### Task inputs
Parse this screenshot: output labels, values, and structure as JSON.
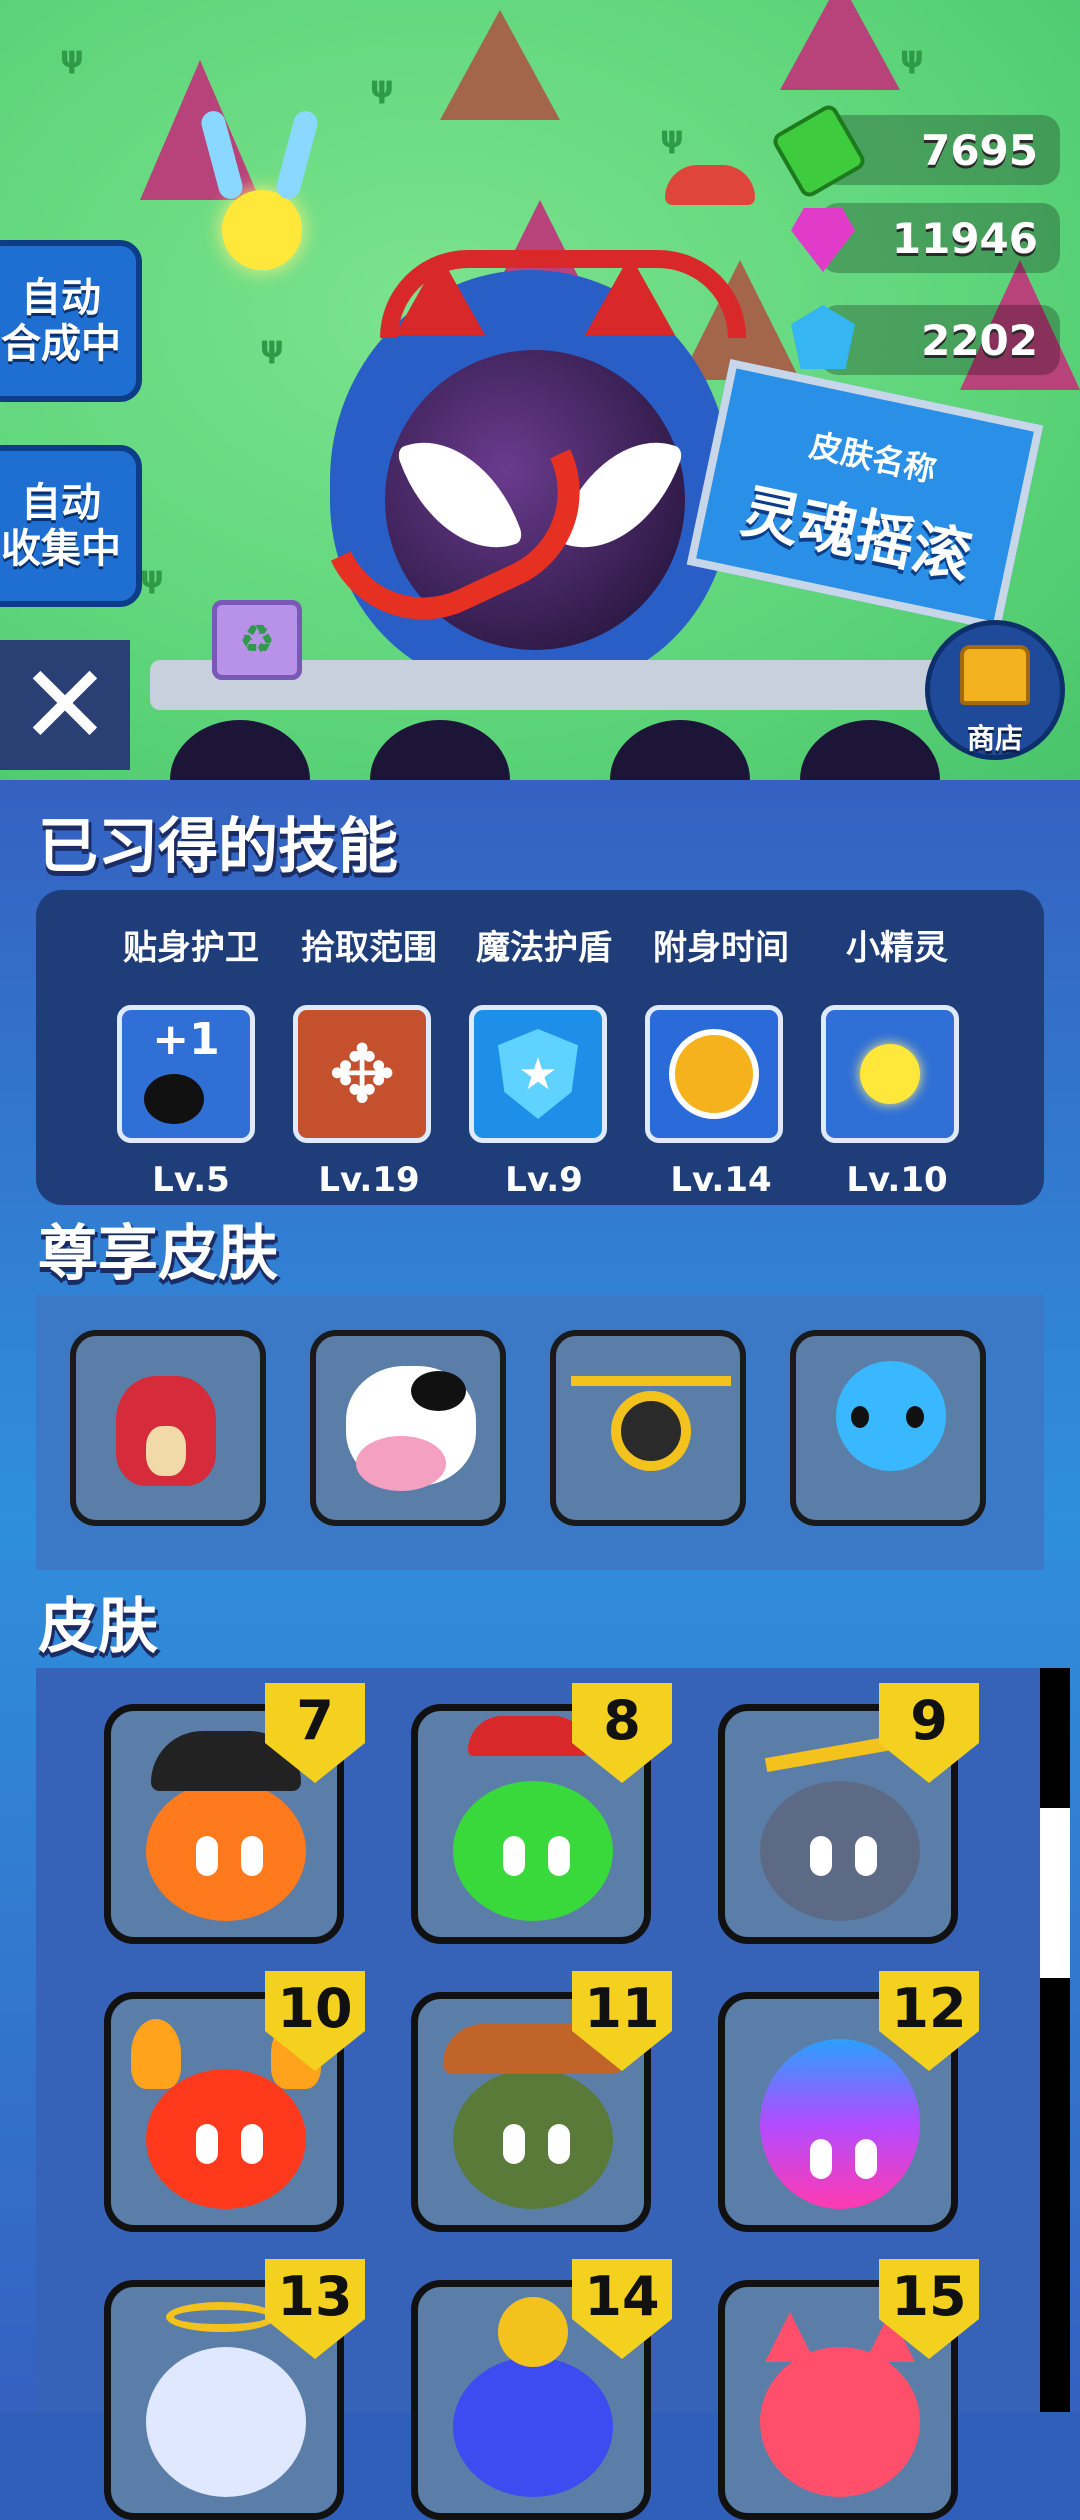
{
  "hud": {
    "currencies": [
      {
        "icon": "green-cash-icon",
        "value": "7695",
        "color": "#3ecb3e"
      },
      {
        "icon": "pink-gem-icon",
        "value": "11946",
        "color": "#e13cc9"
      },
      {
        "icon": "blue-crystal-icon",
        "value": "2202",
        "color": "#35b6f2"
      }
    ],
    "auto_merge_label": "自动\n合成中",
    "auto_collect_label": "自动\n收集中",
    "shop_label": "商店",
    "close_icon": "close-icon",
    "skin_sign": {
      "title": "皮肤名称",
      "name": "灵魂摇滚"
    }
  },
  "skills": {
    "title": "已习得的技能",
    "items": [
      {
        "name": "贴身护卫",
        "level": "Lv.5",
        "icon": "plus-one-bomb-icon",
        "badge": "+1"
      },
      {
        "name": "拾取范围",
        "level": "Lv.19",
        "icon": "expand-arrows-icon"
      },
      {
        "name": "魔法护盾",
        "level": "Lv.9",
        "icon": "star-shield-icon"
      },
      {
        "name": "附身时间",
        "level": "Lv.14",
        "icon": "stopwatch-icon"
      },
      {
        "name": "小精灵",
        "level": "Lv.10",
        "icon": "fairy-icon"
      }
    ]
  },
  "vip_skins": {
    "title": "尊享皮肤",
    "items": [
      {
        "icon": "red-dragon-icon"
      },
      {
        "icon": "cow-icon"
      },
      {
        "icon": "drone-icon"
      },
      {
        "icon": "blue-octopus-icon"
      }
    ]
  },
  "skins": {
    "title": "皮肤",
    "items": [
      {
        "number": "7",
        "icon": "pirate-blob-icon",
        "color": "#ff7a1c"
      },
      {
        "number": "8",
        "icon": "mushroom-blob-icon",
        "color": "#39d93c"
      },
      {
        "number": "9",
        "icon": "axe-blob-icon",
        "color": "#5d6a86"
      },
      {
        "number": "10",
        "icon": "fire-blob-icon",
        "color": "#ff3a1c"
      },
      {
        "number": "11",
        "icon": "cowboy-blob-icon",
        "color": "#5a7a3a"
      },
      {
        "number": "12",
        "icon": "knight-blob-icon",
        "color": "#5b4cff"
      },
      {
        "number": "13",
        "icon": "angel-blob-icon",
        "color": "#dfe8ff"
      },
      {
        "number": "14",
        "icon": "duck-blob-icon",
        "color": "#3c4cf0"
      },
      {
        "number": "15",
        "icon": "devil-blob-icon",
        "color": "#ff4f6a"
      }
    ]
  }
}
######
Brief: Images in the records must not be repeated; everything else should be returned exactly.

Solution for this problem:
Parse this screenshot: output labels, values, and structure as JSON.
{
  "hud": {
    "currencies": [
      {
        "icon": "green-cash-icon",
        "value": "7695",
        "color": "#3ecb3e"
      },
      {
        "icon": "pink-gem-icon",
        "value": "11946",
        "color": "#e13cc9"
      },
      {
        "icon": "blue-crystal-icon",
        "value": "2202",
        "color": "#35b6f2"
      }
    ],
    "auto_merge_label": "自动\n合成中",
    "auto_collect_label": "自动\n收集中",
    "shop_label": "商店",
    "close_icon": "close-icon",
    "skin_sign": {
      "title": "皮肤名称",
      "name": "灵魂摇滚"
    }
  },
  "skills": {
    "title": "已习得的技能",
    "items": [
      {
        "name": "贴身护卫",
        "level": "Lv.5",
        "icon": "plus-one-bomb-icon",
        "badge": "+1"
      },
      {
        "name": "拾取范围",
        "level": "Lv.19",
        "icon": "expand-arrows-icon"
      },
      {
        "name": "魔法护盾",
        "level": "Lv.9",
        "icon": "star-shield-icon"
      },
      {
        "name": "附身时间",
        "level": "Lv.14",
        "icon": "stopwatch-icon"
      },
      {
        "name": "小精灵",
        "level": "Lv.10",
        "icon": "fairy-icon"
      }
    ]
  },
  "vip_skins": {
    "title": "尊享皮肤",
    "items": [
      {
        "icon": "red-dragon-icon"
      },
      {
        "icon": "cow-icon"
      },
      {
        "icon": "drone-icon"
      },
      {
        "icon": "blue-octopus-icon"
      }
    ]
  },
  "skins": {
    "title": "皮肤",
    "items": [
      {
        "number": "7",
        "icon": "pirate-blob-icon",
        "color": "#ff7a1c"
      },
      {
        "number": "8",
        "icon": "mushroom-blob-icon",
        "color": "#39d93c"
      },
      {
        "number": "9",
        "icon": "axe-blob-icon",
        "color": "#5d6a86"
      },
      {
        "number": "10",
        "icon": "fire-blob-icon",
        "color": "#ff3a1c"
      },
      {
        "number": "11",
        "icon": "cowboy-blob-icon",
        "color": "#5a7a3a"
      },
      {
        "number": "12",
        "icon": "knight-blob-icon",
        "color": "#5b4cff"
      },
      {
        "number": "13",
        "icon": "angel-blob-icon",
        "color": "#dfe8ff"
      },
      {
        "number": "14",
        "icon": "duck-blob-icon",
        "color": "#3c4cf0"
      },
      {
        "number": "15",
        "icon": "devil-blob-icon",
        "color": "#ff4f6a"
      }
    ]
  }
}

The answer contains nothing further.